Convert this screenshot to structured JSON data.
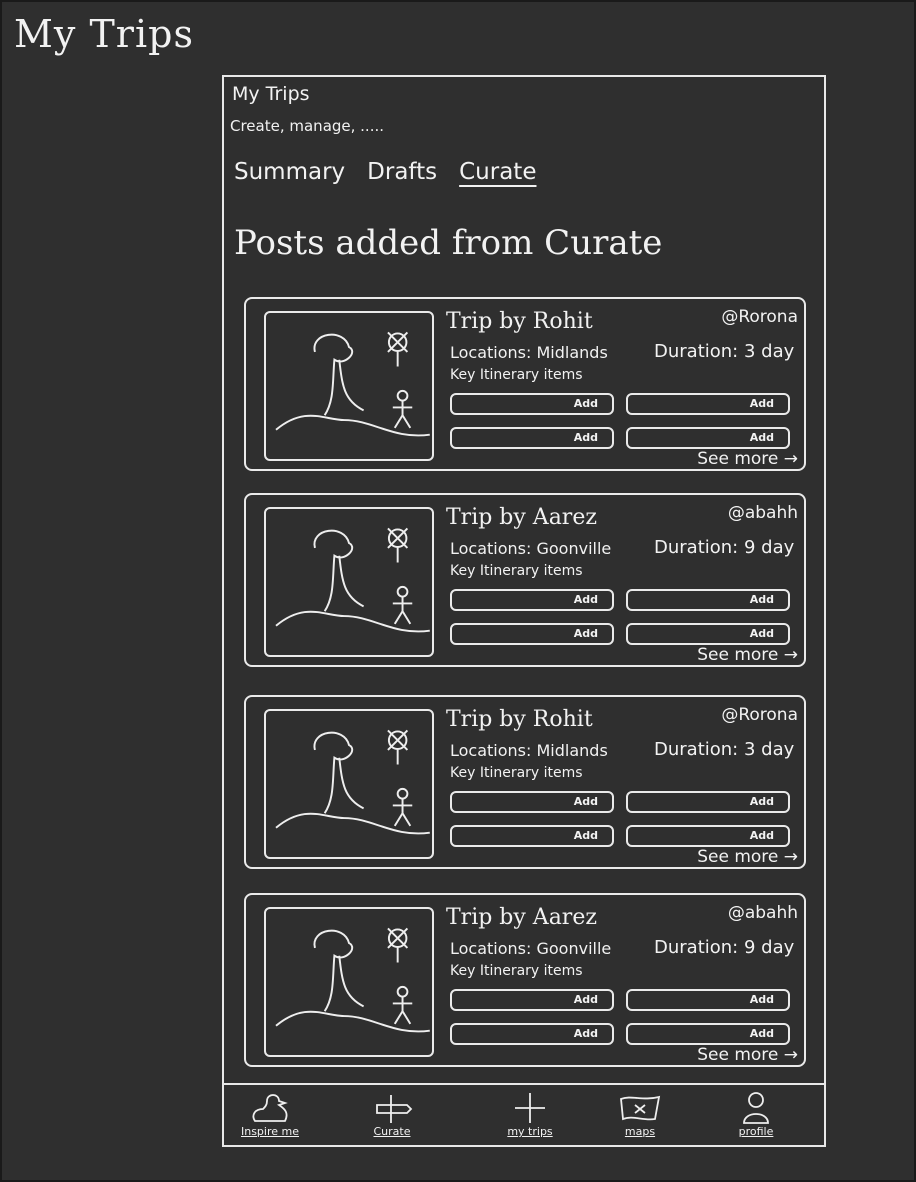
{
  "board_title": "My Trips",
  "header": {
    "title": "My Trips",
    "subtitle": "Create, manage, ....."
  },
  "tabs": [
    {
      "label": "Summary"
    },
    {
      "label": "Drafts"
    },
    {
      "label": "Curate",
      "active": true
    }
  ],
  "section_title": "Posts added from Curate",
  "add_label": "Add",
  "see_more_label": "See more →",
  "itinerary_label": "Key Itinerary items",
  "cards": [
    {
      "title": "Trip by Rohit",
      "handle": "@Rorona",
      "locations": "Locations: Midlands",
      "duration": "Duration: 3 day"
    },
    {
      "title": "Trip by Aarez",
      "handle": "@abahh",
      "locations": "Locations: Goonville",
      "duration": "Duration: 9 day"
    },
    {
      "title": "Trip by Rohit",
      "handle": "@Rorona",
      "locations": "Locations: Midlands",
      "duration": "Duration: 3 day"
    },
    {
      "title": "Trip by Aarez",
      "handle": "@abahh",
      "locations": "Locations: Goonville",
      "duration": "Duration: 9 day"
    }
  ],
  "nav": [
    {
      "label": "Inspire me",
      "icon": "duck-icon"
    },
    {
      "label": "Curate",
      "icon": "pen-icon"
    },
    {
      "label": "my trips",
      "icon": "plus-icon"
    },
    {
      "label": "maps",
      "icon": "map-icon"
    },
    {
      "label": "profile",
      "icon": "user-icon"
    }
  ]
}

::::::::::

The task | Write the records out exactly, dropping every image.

Problem solution |
Convert this screenshot to structured JSON data.
{
  "board_title": "My Trips",
  "header": {
    "title": "My Trips",
    "subtitle": "Create, manage, ....."
  },
  "tabs": [
    {
      "label": "Summary"
    },
    {
      "label": "Drafts"
    },
    {
      "label": "Curate",
      "active": true
    }
  ],
  "section_title": "Posts added from Curate",
  "add_label": "Add",
  "see_more_label": "See more →",
  "itinerary_label": "Key Itinerary items",
  "cards": [
    {
      "title": "Trip by Rohit",
      "handle": "@Rorona",
      "locations": "Locations: Midlands",
      "duration": "Duration: 3 day"
    },
    {
      "title": "Trip by Aarez",
      "handle": "@abahh",
      "locations": "Locations: Goonville",
      "duration": "Duration: 9 day"
    },
    {
      "title": "Trip by Rohit",
      "handle": "@Rorona",
      "locations": "Locations: Midlands",
      "duration": "Duration: 3 day"
    },
    {
      "title": "Trip by Aarez",
      "handle": "@abahh",
      "locations": "Locations: Goonville",
      "duration": "Duration: 9 day"
    }
  ],
  "nav": [
    {
      "label": "Inspire me",
      "icon": "duck-icon"
    },
    {
      "label": "Curate",
      "icon": "pen-icon"
    },
    {
      "label": "my trips",
      "icon": "plus-icon"
    },
    {
      "label": "maps",
      "icon": "map-icon"
    },
    {
      "label": "profile",
      "icon": "user-icon"
    }
  ]
}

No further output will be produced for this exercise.